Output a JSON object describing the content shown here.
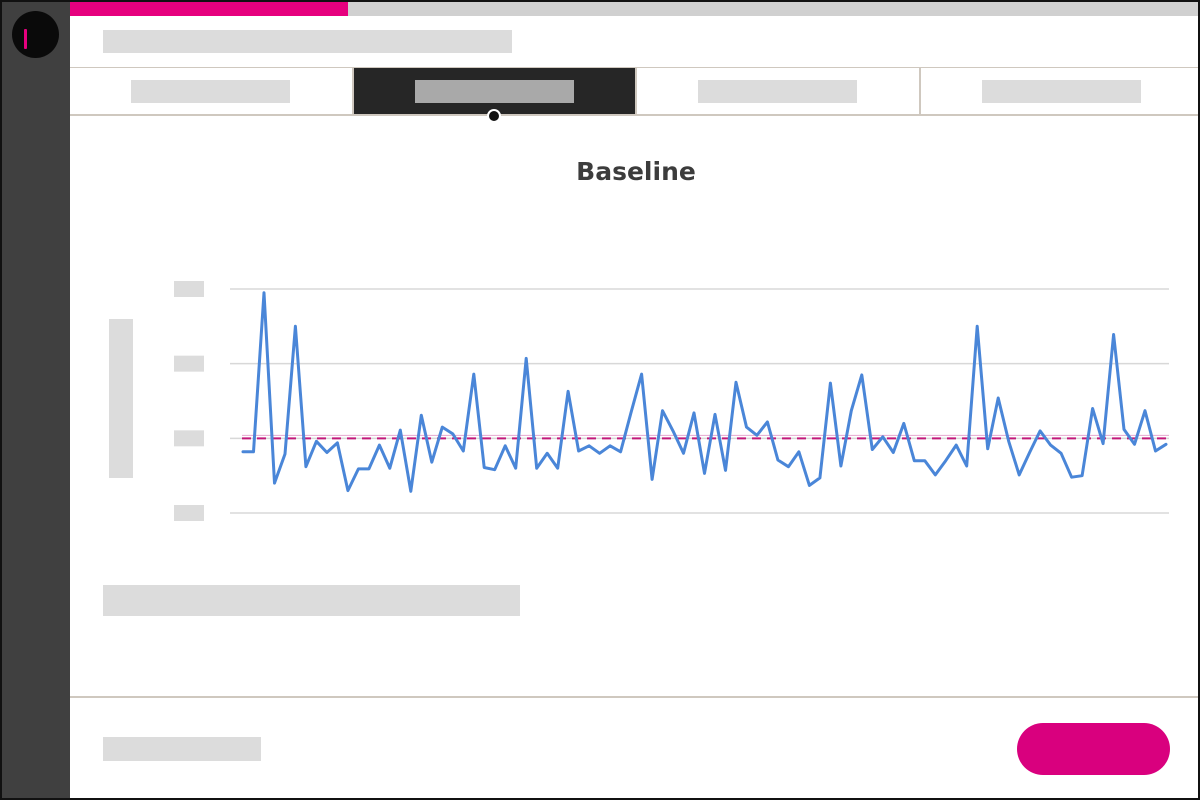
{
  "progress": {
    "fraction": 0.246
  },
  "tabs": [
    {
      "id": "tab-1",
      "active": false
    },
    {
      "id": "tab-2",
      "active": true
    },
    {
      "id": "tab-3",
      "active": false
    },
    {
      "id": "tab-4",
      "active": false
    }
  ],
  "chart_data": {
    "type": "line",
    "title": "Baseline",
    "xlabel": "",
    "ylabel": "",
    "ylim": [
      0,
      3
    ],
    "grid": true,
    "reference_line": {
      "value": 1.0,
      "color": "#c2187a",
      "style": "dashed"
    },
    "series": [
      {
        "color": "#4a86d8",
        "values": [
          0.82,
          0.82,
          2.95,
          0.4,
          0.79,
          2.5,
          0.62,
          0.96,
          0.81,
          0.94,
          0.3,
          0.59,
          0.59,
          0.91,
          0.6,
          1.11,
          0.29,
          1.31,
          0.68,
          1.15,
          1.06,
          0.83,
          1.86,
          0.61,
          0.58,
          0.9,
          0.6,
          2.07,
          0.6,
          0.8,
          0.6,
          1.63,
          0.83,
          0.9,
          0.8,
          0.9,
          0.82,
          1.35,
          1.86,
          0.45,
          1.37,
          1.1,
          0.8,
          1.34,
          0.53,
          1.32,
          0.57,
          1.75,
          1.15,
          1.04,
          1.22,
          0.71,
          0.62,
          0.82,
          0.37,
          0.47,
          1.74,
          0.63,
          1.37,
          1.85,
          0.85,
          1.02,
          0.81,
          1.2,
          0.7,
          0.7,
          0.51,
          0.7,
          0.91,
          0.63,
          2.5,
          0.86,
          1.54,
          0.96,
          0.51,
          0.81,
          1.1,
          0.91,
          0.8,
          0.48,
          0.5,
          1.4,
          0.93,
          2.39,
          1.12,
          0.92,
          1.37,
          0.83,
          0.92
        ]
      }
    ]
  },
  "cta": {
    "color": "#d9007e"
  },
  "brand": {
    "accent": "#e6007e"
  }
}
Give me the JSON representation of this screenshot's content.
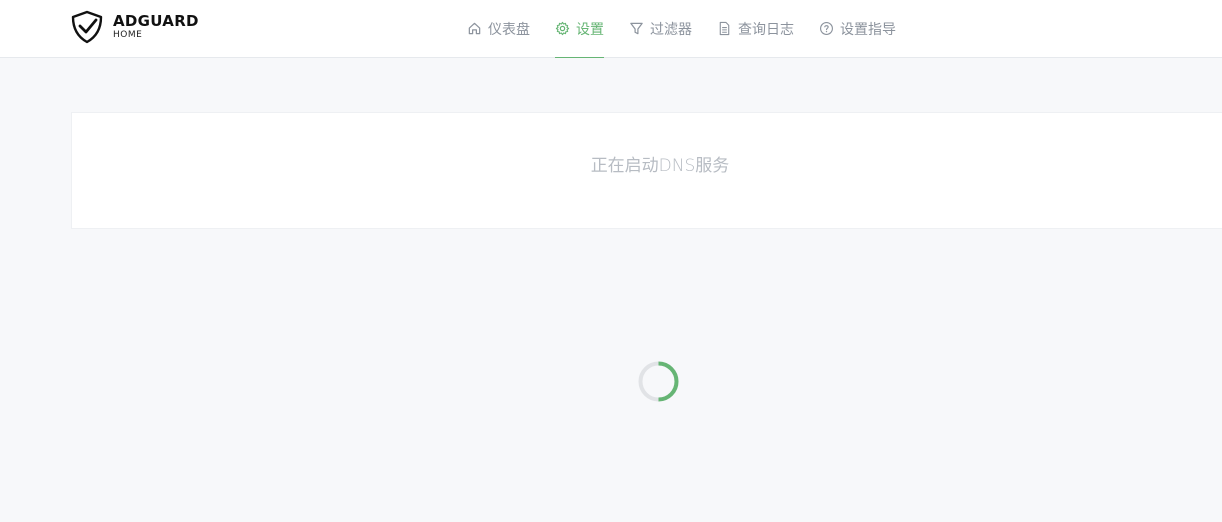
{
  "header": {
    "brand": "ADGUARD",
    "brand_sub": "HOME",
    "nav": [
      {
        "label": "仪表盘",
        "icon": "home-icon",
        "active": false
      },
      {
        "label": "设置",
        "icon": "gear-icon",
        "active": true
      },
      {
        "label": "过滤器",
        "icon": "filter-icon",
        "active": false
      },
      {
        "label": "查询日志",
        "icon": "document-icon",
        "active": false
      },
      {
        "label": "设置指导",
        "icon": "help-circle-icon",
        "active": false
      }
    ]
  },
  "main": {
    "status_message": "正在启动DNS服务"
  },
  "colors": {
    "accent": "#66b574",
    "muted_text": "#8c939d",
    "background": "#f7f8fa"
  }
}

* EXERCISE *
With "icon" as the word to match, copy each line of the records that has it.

* ANSWER *
        "icon": "home-icon",
        "icon": "gear-icon",
        "icon": "filter-icon",
        "icon": "document-icon",
        "icon": "help-circle-icon",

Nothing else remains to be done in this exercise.